[Work to be completed]:
In the material below, find every line containing "text" and copy that line.
Task inputs: Begin
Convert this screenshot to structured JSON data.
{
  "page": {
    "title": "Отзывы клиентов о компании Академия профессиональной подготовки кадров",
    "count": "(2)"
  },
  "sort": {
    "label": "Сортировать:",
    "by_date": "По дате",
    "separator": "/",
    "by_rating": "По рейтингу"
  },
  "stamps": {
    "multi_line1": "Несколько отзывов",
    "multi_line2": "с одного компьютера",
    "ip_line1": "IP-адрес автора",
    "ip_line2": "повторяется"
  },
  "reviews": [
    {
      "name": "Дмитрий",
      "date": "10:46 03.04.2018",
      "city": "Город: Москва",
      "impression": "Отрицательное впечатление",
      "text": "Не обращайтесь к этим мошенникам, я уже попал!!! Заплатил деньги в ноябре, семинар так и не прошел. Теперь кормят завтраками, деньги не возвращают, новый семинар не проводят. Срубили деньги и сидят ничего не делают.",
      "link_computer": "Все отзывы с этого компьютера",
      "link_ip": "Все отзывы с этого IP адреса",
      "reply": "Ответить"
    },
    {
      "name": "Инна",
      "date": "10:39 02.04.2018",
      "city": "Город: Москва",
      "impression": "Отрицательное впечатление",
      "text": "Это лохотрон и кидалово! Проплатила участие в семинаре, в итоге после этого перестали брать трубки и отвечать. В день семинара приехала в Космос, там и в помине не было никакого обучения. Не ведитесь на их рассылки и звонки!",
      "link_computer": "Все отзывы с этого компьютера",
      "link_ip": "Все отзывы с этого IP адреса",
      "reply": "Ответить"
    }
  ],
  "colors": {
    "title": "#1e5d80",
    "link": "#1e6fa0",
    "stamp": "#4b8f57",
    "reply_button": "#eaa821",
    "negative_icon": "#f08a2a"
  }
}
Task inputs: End
[Finished exercise]:
      "text": "Не обращайтесь к этим мошенникам, я уже попал!!! Заплатил деньги в ноябре, семинар так и не прошел. Теперь кормят завтраками, деньги не возвращают, новый семинар не проводят. Срубили деньги и сидят ничего не делают.",
      "text": "Это лохотрон и кидалово! Проплатила участие в семинаре, в итоге после этого перестали брать трубки и отвечать. В день семинара приехала в Космос, там и в помине не было никакого обучения. Не ведитесь на их рассылки и звонки!",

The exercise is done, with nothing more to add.